## Given data:
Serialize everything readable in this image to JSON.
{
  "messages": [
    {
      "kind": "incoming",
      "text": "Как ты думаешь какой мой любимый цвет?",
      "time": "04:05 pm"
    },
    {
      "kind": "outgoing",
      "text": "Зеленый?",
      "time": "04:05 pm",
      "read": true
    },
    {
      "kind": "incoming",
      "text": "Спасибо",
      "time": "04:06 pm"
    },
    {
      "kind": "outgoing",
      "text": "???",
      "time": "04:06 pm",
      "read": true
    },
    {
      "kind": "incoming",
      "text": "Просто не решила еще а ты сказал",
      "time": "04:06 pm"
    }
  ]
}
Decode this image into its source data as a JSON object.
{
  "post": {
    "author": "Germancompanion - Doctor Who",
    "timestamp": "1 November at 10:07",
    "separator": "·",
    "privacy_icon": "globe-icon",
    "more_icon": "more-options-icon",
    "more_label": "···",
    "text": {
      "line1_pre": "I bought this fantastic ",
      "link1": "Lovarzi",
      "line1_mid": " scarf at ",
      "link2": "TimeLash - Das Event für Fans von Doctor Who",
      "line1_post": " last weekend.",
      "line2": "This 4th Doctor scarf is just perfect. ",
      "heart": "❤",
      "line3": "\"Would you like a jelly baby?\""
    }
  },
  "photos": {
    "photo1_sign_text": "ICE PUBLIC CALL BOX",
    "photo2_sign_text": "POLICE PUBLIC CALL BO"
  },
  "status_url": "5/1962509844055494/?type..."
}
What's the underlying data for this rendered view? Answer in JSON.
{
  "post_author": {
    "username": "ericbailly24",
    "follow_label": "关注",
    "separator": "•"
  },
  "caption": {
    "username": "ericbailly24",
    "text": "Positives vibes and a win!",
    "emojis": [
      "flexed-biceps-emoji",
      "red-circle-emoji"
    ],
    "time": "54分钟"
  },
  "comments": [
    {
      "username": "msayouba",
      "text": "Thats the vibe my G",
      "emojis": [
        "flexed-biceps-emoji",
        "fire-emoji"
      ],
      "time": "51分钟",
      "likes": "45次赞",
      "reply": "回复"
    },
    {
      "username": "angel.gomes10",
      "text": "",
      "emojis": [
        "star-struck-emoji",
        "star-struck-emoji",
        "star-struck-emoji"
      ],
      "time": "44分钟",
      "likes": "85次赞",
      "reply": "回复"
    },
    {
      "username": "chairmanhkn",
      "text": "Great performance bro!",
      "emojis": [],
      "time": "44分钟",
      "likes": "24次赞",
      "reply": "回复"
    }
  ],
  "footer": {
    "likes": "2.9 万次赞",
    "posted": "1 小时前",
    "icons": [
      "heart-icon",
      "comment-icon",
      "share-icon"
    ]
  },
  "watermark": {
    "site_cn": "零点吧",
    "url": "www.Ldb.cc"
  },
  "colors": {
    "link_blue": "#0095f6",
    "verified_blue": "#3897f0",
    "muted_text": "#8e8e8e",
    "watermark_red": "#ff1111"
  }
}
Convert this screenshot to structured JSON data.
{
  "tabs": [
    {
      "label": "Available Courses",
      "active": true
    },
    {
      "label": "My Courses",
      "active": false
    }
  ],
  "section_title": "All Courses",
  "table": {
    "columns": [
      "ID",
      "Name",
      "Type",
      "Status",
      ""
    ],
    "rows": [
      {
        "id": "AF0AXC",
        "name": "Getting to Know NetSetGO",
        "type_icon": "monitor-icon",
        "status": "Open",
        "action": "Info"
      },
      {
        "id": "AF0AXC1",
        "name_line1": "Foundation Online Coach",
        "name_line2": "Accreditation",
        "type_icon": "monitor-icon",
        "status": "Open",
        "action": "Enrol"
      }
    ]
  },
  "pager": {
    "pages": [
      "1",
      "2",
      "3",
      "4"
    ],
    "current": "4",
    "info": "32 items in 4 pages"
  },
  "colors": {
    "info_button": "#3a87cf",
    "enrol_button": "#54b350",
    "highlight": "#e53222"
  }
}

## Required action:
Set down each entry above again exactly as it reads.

## Task result:
Serialize everything readable in this image to JSON.
{
  "messages": [
    {
      "kind": "incoming",
      "text": "Как ты думаешь какой мой любимый цвет?",
      "time": "04:05 pm"
    },
    {
      "kind": "outgoing",
      "text": "Зеленый?",
      "time": "04:05 pm",
      "read": true
    },
    {
      "kind": "incoming",
      "text": "Спасибо",
      "time": "04:06 pm"
    },
    {
      "kind": "outgoing",
      "text": "???",
      "time": "04:06 pm",
      "read": true
    },
    {
      "kind": "incoming",
      "text": "Просто не решила еще а ты сказал",
      "time": "04:06 pm"
    }
  ]
}
Decode this image into its source data as a JSON object.
{
  "post": {
    "author": "Germancompanion - Doctor Who",
    "timestamp": "1 November at 10:07",
    "separator": "·",
    "privacy_icon": "globe-icon",
    "more_icon": "more-options-icon",
    "more_label": "···",
    "text": {
      "line1_pre": "I bought this fantastic ",
      "link1": "Lovarzi",
      "line1_mid": " scarf at ",
      "link2": "TimeLash - Das Event für Fans von Doctor Who",
      "line1_post": " last weekend.",
      "line2": "This 4th Doctor scarf is just perfect. ",
      "heart": "❤",
      "line3": "\"Would you like a jelly baby?\""
    }
  },
  "photos": {
    "photo1_sign_text": "ICE PUBLIC CALL BOX",
    "photo2_sign_text": "POLICE PUBLIC CALL BO"
  },
  "status_url": "5/1962509844055494/?type..."
}
What's the underlying data for this rendered view? Answer in JSON.
{
  "post_author": {
    "username": "ericbailly24",
    "follow_label": "关注",
    "separator": "•"
  },
  "caption": {
    "username": "ericbailly24",
    "text": "Positives vibes and a win!",
    "emojis": [
      "flexed-biceps-emoji",
      "red-circle-emoji"
    ],
    "time": "54分钟"
  },
  "comments": [
    {
      "username": "msayouba",
      "text": "Thats the vibe my G",
      "emojis": [
        "flexed-biceps-emoji",
        "fire-emoji"
      ],
      "time": "51分钟",
      "likes": "45次赞",
      "reply": "回复"
    },
    {
      "username": "angel.gomes10",
      "text": "",
      "emojis": [
        "star-struck-emoji",
        "star-struck-emoji",
        "star-struck-emoji"
      ],
      "time": "44分钟",
      "likes": "85次赞",
      "reply": "回复"
    },
    {
      "username": "chairmanhkn",
      "text": "Great performance bro!",
      "emojis": [],
      "time": "44分钟",
      "likes": "24次赞",
      "reply": "回复"
    }
  ],
  "footer": {
    "likes": "2.9 万次赞",
    "posted": "1 小时前",
    "icons": [
      "heart-icon",
      "comment-icon",
      "share-icon"
    ]
  },
  "watermark": {
    "site_cn": "零点吧",
    "url": "www.Ldb.cc"
  },
  "colors": {
    "link_blue": "#0095f6",
    "verified_blue": "#3897f0",
    "muted_text": "#8e8e8e",
    "watermark_red": "#ff1111"
  }
}
Convert this screenshot to structured JSON data.
{
  "tabs": [
    {
      "label": "Available Courses",
      "active": true
    },
    {
      "label": "My Courses",
      "active": false
    }
  ],
  "section_title": "All Courses",
  "table": {
    "columns": [
      "ID",
      "Name",
      "Type",
      "Status",
      ""
    ],
    "rows": [
      {
        "id": "AF0AXC",
        "name": "Getting to Know NetSetGO",
        "type_icon": "monitor-icon",
        "status": "Open",
        "action": "Info"
      },
      {
        "id": "AF0AXC1",
        "name_line1": "Foundation Online Coach",
        "name_line2": "Accreditation",
        "type_icon": "monitor-icon",
        "status": "Open",
        "action": "Enrol"
      }
    ]
  },
  "pager": {
    "pages": [
      "1",
      "2",
      "3",
      "4"
    ],
    "current": "4",
    "info": "32 items in 4 pages"
  },
  "colors": {
    "info_button": "#3a87cf",
    "enrol_button": "#54b350",
    "highlight": "#e53222"
  }
}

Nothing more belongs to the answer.